SOURCE RECORDS Block Start

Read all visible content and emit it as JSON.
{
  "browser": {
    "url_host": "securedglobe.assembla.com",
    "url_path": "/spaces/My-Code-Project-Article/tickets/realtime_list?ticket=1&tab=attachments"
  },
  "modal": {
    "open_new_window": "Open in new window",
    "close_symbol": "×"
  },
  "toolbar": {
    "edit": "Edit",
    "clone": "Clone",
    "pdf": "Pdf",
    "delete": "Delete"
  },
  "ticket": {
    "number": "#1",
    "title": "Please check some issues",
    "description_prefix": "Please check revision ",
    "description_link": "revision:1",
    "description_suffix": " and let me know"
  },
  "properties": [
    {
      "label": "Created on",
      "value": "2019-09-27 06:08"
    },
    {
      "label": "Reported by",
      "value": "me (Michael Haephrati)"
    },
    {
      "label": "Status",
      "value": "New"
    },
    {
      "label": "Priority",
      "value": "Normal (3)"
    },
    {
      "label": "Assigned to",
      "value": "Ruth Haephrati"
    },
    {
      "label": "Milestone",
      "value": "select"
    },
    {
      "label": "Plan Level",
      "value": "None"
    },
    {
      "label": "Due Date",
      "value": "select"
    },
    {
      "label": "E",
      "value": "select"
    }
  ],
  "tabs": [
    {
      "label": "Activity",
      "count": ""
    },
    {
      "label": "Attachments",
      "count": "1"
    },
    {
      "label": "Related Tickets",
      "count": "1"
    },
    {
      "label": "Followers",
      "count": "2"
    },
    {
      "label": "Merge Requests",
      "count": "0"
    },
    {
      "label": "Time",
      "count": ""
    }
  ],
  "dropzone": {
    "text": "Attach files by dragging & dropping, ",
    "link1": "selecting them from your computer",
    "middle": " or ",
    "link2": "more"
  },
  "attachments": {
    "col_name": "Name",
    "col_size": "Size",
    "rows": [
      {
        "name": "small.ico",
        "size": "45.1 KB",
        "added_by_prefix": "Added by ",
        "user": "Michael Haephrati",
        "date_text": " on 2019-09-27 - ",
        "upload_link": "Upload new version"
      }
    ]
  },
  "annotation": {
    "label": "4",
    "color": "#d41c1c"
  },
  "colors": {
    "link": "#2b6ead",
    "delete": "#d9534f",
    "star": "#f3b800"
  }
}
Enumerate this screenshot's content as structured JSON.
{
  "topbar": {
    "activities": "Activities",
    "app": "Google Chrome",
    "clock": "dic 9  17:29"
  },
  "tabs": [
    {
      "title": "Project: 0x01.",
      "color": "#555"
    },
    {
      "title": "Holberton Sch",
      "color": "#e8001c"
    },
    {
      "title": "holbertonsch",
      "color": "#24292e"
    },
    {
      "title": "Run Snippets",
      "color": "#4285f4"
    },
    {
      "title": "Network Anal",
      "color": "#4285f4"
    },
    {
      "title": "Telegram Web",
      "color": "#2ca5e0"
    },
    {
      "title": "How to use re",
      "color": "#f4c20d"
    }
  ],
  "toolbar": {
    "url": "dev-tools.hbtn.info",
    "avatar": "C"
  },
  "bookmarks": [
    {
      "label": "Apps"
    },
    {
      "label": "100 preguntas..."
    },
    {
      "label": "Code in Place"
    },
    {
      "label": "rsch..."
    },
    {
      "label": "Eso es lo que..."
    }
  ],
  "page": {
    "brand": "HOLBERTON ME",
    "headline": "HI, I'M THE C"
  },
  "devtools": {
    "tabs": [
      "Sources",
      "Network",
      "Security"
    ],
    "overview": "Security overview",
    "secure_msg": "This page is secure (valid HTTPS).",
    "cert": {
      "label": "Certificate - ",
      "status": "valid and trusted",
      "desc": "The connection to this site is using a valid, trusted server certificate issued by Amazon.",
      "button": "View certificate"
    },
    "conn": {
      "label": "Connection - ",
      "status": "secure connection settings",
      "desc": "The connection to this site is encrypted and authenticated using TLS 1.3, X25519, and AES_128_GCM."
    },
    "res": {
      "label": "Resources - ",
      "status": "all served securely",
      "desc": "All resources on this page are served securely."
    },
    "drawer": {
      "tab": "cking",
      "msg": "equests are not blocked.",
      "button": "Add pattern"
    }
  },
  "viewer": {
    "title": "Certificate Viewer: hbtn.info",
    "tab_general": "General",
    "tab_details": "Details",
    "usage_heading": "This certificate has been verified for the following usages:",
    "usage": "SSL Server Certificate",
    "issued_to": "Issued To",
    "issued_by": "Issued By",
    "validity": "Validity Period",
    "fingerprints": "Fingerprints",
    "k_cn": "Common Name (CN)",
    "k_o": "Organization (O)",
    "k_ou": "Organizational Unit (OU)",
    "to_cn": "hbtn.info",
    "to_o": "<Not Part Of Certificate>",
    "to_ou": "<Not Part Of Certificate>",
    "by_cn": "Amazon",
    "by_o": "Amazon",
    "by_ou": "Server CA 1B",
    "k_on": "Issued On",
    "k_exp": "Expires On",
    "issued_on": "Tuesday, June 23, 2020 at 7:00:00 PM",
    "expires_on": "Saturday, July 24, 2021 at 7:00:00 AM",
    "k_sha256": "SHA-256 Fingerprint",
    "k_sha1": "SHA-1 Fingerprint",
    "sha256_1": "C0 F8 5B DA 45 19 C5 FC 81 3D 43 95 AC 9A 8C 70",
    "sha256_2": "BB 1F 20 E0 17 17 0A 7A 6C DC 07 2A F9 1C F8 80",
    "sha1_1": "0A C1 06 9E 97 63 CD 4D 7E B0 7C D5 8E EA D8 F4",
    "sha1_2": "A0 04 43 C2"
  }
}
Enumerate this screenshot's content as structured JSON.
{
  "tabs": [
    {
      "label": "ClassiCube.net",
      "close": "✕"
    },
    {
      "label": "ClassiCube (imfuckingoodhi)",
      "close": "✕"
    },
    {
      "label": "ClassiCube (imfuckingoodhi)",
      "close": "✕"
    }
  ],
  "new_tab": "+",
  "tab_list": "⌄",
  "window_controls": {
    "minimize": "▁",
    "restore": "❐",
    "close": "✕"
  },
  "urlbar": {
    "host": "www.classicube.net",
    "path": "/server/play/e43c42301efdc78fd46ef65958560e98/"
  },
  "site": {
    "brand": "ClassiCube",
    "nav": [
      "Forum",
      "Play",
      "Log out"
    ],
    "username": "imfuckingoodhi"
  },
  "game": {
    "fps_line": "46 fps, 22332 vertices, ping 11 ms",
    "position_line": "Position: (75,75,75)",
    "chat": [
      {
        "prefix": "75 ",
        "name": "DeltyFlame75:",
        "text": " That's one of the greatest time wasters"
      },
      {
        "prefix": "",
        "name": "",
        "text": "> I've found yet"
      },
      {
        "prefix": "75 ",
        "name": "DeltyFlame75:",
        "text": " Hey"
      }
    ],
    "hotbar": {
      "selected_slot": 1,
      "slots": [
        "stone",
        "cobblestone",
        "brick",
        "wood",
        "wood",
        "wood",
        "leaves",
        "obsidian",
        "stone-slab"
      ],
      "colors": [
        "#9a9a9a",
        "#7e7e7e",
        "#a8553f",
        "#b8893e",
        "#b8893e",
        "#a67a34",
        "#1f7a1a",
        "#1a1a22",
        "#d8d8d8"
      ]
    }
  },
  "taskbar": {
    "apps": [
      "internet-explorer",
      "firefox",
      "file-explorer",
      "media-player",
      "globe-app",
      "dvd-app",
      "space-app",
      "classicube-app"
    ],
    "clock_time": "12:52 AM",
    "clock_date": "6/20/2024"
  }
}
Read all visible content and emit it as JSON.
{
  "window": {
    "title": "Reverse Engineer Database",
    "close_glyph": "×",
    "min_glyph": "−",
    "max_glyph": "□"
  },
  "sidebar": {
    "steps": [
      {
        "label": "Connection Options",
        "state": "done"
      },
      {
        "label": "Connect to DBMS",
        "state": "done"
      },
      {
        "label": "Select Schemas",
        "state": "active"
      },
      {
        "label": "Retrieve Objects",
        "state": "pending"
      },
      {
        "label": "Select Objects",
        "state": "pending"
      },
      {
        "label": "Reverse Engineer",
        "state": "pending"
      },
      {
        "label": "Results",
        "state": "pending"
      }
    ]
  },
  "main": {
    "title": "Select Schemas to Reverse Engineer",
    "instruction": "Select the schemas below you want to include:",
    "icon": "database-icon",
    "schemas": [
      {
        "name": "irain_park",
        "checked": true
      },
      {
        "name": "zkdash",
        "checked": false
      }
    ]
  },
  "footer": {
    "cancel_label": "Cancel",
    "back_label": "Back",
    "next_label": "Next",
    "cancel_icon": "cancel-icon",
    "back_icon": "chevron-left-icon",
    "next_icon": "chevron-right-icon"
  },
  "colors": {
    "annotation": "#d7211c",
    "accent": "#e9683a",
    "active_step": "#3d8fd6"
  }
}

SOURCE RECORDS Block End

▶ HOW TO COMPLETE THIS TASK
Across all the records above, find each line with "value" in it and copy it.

▶ ANSWER TO THIS TASK
      "value": "2019-09-27 06:08"
      "value": "me (Michael Haephrati)"
      "value": "New"
      "value": "Normal (3)"
      "value": "Ruth Haephrati"
      "value": "select"
      "value": "None"
      "value": "select"
      "value": "select"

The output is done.